* [What this task involves]
Output every entry exactly as written, but omit the pictures.

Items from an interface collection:
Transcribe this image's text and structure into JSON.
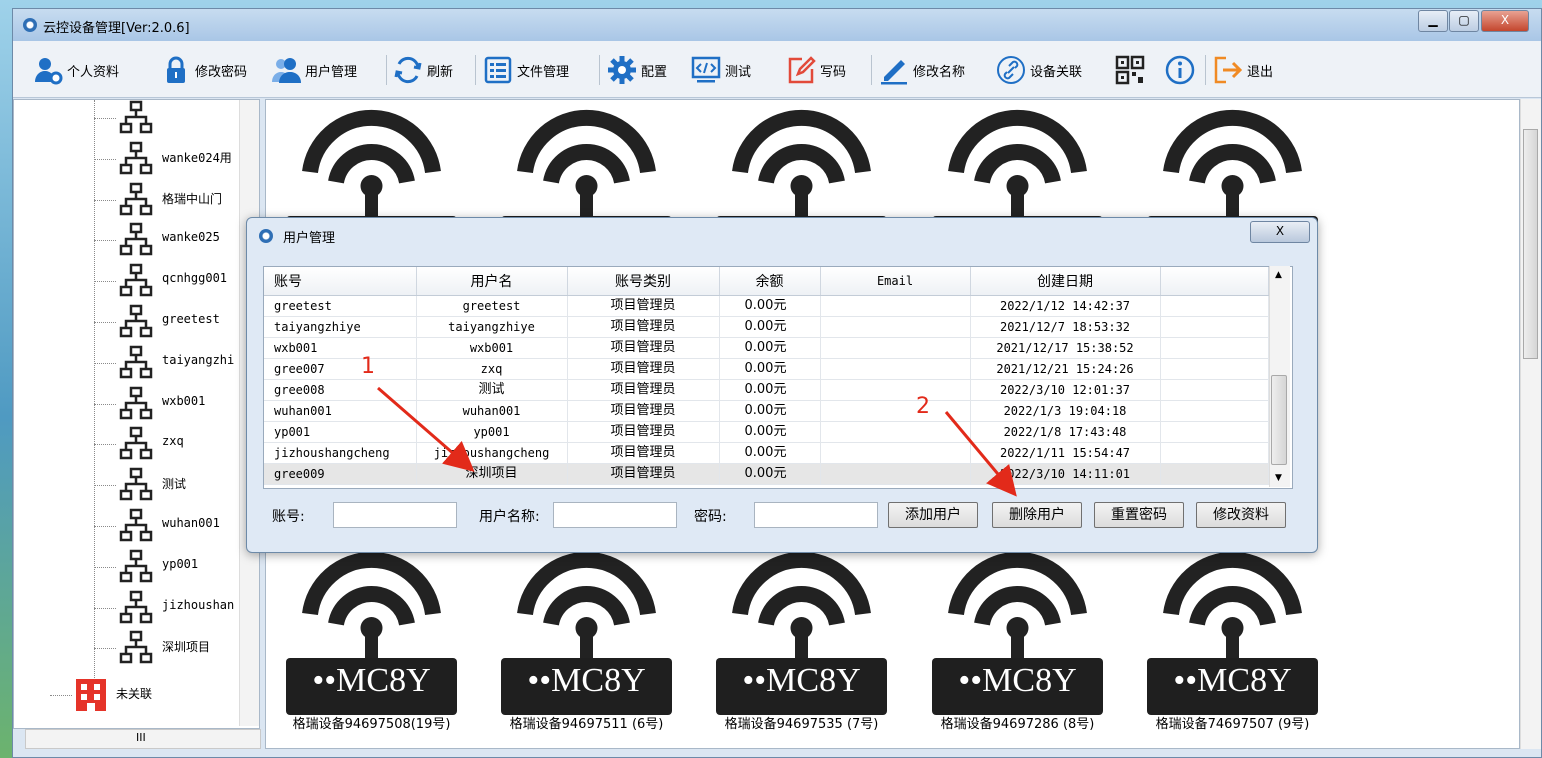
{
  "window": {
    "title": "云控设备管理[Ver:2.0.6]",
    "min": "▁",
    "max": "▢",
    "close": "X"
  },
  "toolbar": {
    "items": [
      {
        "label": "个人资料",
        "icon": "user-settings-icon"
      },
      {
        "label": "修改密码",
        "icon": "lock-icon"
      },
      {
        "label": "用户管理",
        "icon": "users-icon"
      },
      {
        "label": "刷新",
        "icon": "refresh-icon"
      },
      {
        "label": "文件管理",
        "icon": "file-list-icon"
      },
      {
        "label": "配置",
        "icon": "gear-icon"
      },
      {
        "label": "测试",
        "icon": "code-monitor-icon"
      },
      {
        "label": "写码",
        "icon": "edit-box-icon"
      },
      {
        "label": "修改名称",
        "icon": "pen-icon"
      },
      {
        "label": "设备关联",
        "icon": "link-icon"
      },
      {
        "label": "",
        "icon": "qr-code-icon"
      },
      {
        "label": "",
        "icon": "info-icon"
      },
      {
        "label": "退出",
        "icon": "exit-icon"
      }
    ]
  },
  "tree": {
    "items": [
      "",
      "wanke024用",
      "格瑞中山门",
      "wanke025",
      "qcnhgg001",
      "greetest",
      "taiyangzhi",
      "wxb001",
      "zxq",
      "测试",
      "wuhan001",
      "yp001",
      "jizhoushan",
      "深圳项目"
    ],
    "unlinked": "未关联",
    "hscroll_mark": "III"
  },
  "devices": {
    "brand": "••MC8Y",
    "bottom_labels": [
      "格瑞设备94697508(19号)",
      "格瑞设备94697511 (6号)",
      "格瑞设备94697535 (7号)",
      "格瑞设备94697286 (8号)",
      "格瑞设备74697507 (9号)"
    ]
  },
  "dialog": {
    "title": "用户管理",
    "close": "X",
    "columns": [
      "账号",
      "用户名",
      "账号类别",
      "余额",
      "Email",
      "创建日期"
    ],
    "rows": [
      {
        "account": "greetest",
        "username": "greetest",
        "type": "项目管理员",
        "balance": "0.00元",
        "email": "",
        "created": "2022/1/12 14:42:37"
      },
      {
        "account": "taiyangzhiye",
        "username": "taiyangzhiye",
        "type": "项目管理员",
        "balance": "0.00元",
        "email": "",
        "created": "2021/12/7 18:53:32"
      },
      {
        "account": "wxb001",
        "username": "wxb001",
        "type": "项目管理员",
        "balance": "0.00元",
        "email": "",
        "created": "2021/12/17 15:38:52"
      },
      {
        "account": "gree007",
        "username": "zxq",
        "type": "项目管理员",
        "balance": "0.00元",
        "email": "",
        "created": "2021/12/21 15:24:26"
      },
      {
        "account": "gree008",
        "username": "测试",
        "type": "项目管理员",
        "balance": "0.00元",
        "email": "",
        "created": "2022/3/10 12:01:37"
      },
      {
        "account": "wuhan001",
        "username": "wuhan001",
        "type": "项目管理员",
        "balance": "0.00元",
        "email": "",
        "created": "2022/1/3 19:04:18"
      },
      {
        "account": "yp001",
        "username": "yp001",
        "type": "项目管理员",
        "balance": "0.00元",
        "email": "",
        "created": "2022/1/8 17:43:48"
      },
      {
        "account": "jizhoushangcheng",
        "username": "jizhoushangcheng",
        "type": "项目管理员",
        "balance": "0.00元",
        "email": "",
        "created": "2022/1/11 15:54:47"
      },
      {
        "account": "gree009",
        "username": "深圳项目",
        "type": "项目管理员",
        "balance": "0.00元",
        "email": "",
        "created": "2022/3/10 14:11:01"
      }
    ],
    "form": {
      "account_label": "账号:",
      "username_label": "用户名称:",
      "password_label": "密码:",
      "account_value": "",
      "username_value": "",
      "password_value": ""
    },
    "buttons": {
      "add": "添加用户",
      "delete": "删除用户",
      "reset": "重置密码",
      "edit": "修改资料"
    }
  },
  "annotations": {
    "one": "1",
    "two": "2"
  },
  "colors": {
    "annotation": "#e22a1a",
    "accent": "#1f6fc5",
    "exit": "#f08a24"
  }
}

* [Exercise result]
Transcribe this image's text and structure into JSON.
{
  "window": {
    "title": "云控设备管理[Ver:2.0.6]",
    "min": "▁",
    "max": "▢",
    "close": "X"
  },
  "toolbar": {
    "items": [
      {
        "label": "个人资料",
        "icon": "user-settings-icon"
      },
      {
        "label": "修改密码",
        "icon": "lock-icon"
      },
      {
        "label": "用户管理",
        "icon": "users-icon"
      },
      {
        "label": "刷新",
        "icon": "refresh-icon"
      },
      {
        "label": "文件管理",
        "icon": "file-list-icon"
      },
      {
        "label": "配置",
        "icon": "gear-icon"
      },
      {
        "label": "测试",
        "icon": "code-monitor-icon"
      },
      {
        "label": "写码",
        "icon": "edit-box-icon"
      },
      {
        "label": "修改名称",
        "icon": "pen-icon"
      },
      {
        "label": "设备关联",
        "icon": "link-icon"
      },
      {
        "label": "",
        "icon": "qr-code-icon"
      },
      {
        "label": "",
        "icon": "info-icon"
      },
      {
        "label": "退出",
        "icon": "exit-icon"
      }
    ]
  },
  "tree": {
    "items": [
      "",
      "wanke024用",
      "格瑞中山门",
      "wanke025",
      "qcnhgg001",
      "greetest",
      "taiyangzhi",
      "wxb001",
      "zxq",
      "测试",
      "wuhan001",
      "yp001",
      "jizhoushan",
      "深圳项目"
    ],
    "unlinked": "未关联",
    "hscroll_mark": "III"
  },
  "devices": {
    "brand": "••MC8Y",
    "bottom_labels": [
      "格瑞设备94697508(19号)",
      "格瑞设备94697511 (6号)",
      "格瑞设备94697535 (7号)",
      "格瑞设备94697286 (8号)",
      "格瑞设备74697507 (9号)"
    ]
  },
  "dialog": {
    "title": "用户管理",
    "close": "X",
    "columns": [
      "账号",
      "用户名",
      "账号类别",
      "余额",
      "Email",
      "创建日期"
    ],
    "rows": [
      {
        "account": "greetest",
        "username": "greetest",
        "type": "项目管理员",
        "balance": "0.00元",
        "email": "",
        "created": "2022/1/12 14:42:37"
      },
      {
        "account": "taiyangzhiye",
        "username": "taiyangzhiye",
        "type": "项目管理员",
        "balance": "0.00元",
        "email": "",
        "created": "2021/12/7 18:53:32"
      },
      {
        "account": "wxb001",
        "username": "wxb001",
        "type": "项目管理员",
        "balance": "0.00元",
        "email": "",
        "created": "2021/12/17 15:38:52"
      },
      {
        "account": "gree007",
        "username": "zxq",
        "type": "项目管理员",
        "balance": "0.00元",
        "email": "",
        "created": "2021/12/21 15:24:26"
      },
      {
        "account": "gree008",
        "username": "测试",
        "type": "项目管理员",
        "balance": "0.00元",
        "email": "",
        "created": "2022/3/10 12:01:37"
      },
      {
        "account": "wuhan001",
        "username": "wuhan001",
        "type": "项目管理员",
        "balance": "0.00元",
        "email": "",
        "created": "2022/1/3 19:04:18"
      },
      {
        "account": "yp001",
        "username": "yp001",
        "type": "项目管理员",
        "balance": "0.00元",
        "email": "",
        "created": "2022/1/8 17:43:48"
      },
      {
        "account": "jizhoushangcheng",
        "username": "jizhoushangcheng",
        "type": "项目管理员",
        "balance": "0.00元",
        "email": "",
        "created": "2022/1/11 15:54:47"
      },
      {
        "account": "gree009",
        "username": "深圳项目",
        "type": "项目管理员",
        "balance": "0.00元",
        "email": "",
        "created": "2022/3/10 14:11:01"
      }
    ],
    "form": {
      "account_label": "账号:",
      "username_label": "用户名称:",
      "password_label": "密码:",
      "account_value": "",
      "username_value": "",
      "password_value": ""
    },
    "buttons": {
      "add": "添加用户",
      "delete": "删除用户",
      "reset": "重置密码",
      "edit": "修改资料"
    }
  },
  "annotations": {
    "one": "1",
    "two": "2"
  },
  "colors": {
    "annotation": "#e22a1a",
    "accent": "#1f6fc5",
    "exit": "#f08a24"
  }
}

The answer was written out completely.